*WHAT YOU WILL DO*
Repeat each entry word for word; the images are not part of the copy.

*RECORD SET*
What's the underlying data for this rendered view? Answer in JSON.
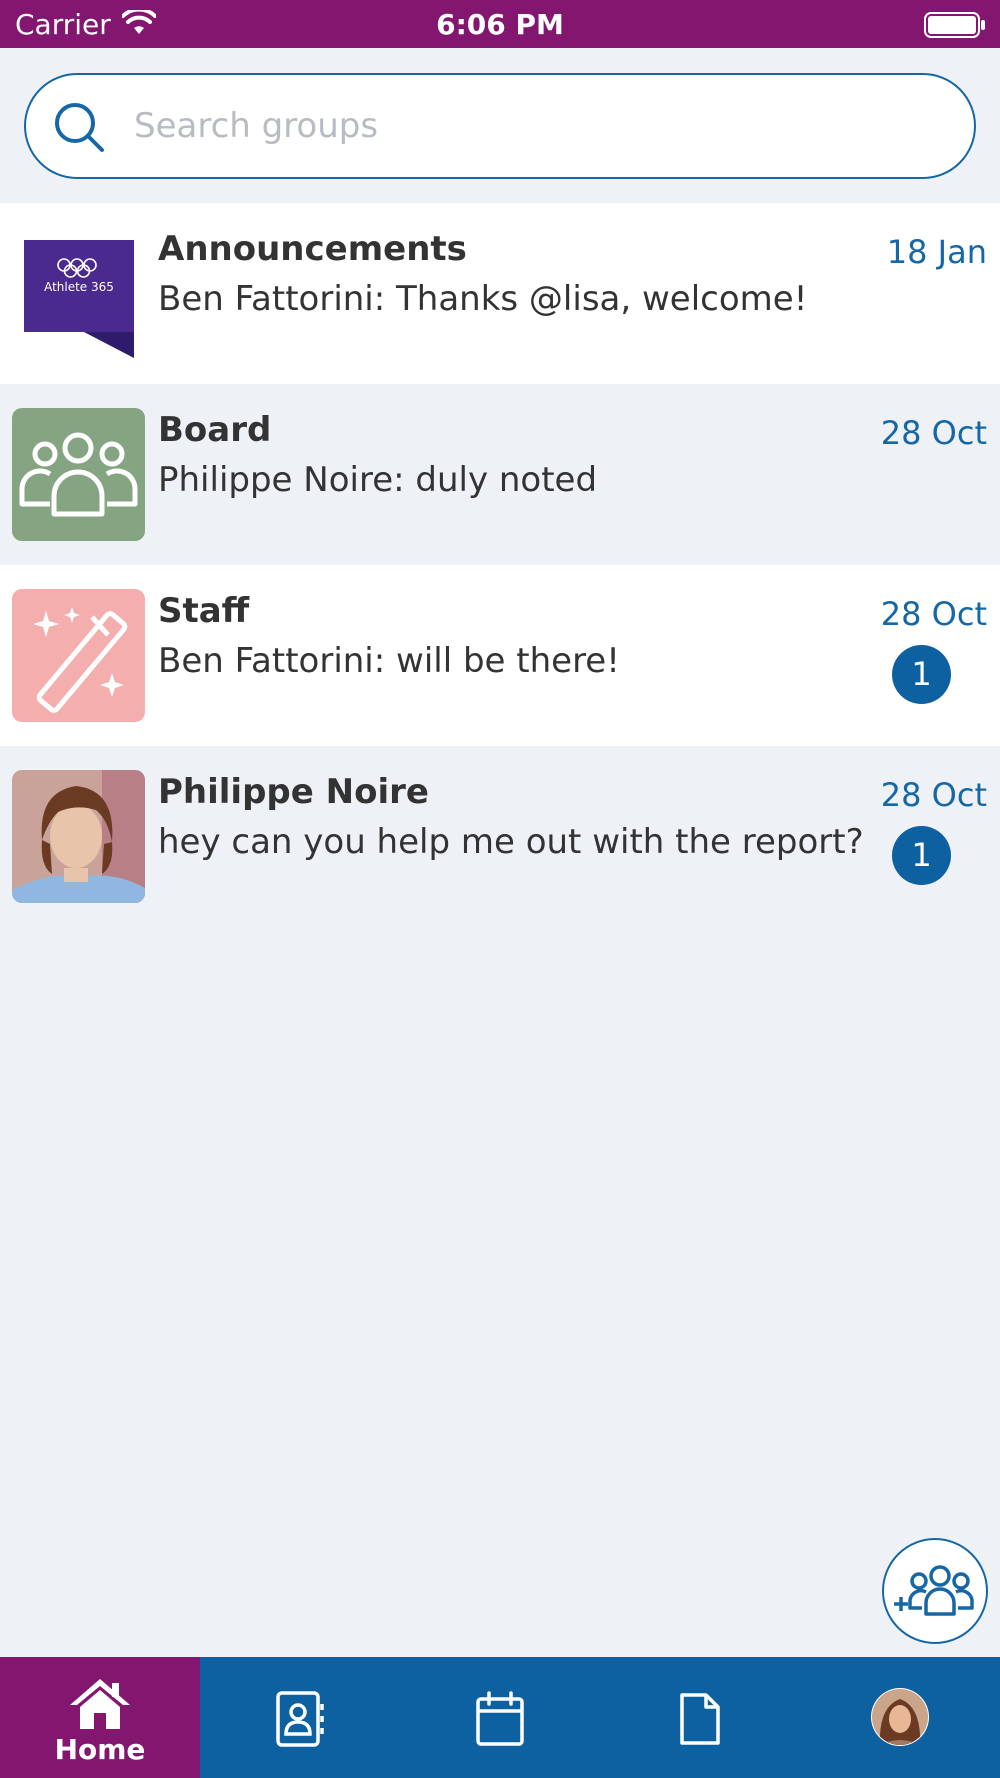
{
  "status_bar": {
    "carrier": "Carrier",
    "time": "6:06 PM"
  },
  "search": {
    "placeholder": "Search groups",
    "value": ""
  },
  "groups": [
    {
      "name": "Announcements",
      "preview": "Ben Fattorini: Thanks @lisa, welcome!",
      "date": "18 Jan",
      "icon": "athlete-365-logo",
      "logo_text": "Athlete 365"
    },
    {
      "name": "Board",
      "preview": "Philippe Noire: duly noted",
      "date": "28 Oct",
      "icon": "people-group-icon",
      "color": "#85a582"
    },
    {
      "name": "Staff",
      "preview": "Ben Fattorini: will be there!",
      "date": "28 Oct",
      "unread": "1",
      "icon": "magic-wand-icon",
      "color": "#f4aeae"
    },
    {
      "name": "Philippe Noire",
      "preview": "hey can you help me out with the report?",
      "date": "28 Oct",
      "unread": "1",
      "icon": "user-photo"
    }
  ],
  "nav": [
    {
      "label": "Home",
      "icon": "home-icon",
      "active": true
    },
    {
      "label": "",
      "icon": "contacts-icon"
    },
    {
      "label": "",
      "icon": "calendar-icon"
    },
    {
      "label": "",
      "icon": "document-icon"
    },
    {
      "label": "",
      "icon": "profile-avatar"
    }
  ],
  "colors": {
    "status_bar": "#83166f",
    "accent": "#1667a6",
    "nav_bg": "#0e61a1",
    "nav_active": "#83166f",
    "badge": "#0e61a1"
  }
}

*REPLY*
What's the underlying data for this rendered view? Answer in JSON.
{
  "status_bar": {
    "carrier": "Carrier",
    "time": "6:06 PM"
  },
  "search": {
    "placeholder": "Search groups",
    "value": ""
  },
  "groups": [
    {
      "name": "Announcements",
      "preview": "Ben Fattorini: Thanks @lisa, welcome!",
      "date": "18 Jan",
      "icon": "athlete-365-logo",
      "logo_text": "Athlete 365"
    },
    {
      "name": "Board",
      "preview": "Philippe Noire: duly noted",
      "date": "28 Oct",
      "icon": "people-group-icon",
      "color": "#85a582"
    },
    {
      "name": "Staff",
      "preview": "Ben Fattorini: will be there!",
      "date": "28 Oct",
      "unread": "1",
      "icon": "magic-wand-icon",
      "color": "#f4aeae"
    },
    {
      "name": "Philippe Noire",
      "preview": "hey can you help me out with the report?",
      "date": "28 Oct",
      "unread": "1",
      "icon": "user-photo"
    }
  ],
  "nav": [
    {
      "label": "Home",
      "icon": "home-icon",
      "active": true
    },
    {
      "label": "",
      "icon": "contacts-icon"
    },
    {
      "label": "",
      "icon": "calendar-icon"
    },
    {
      "label": "",
      "icon": "document-icon"
    },
    {
      "label": "",
      "icon": "profile-avatar"
    }
  ],
  "colors": {
    "status_bar": "#83166f",
    "accent": "#1667a6",
    "nav_bg": "#0e61a1",
    "nav_active": "#83166f",
    "badge": "#0e61a1"
  }
}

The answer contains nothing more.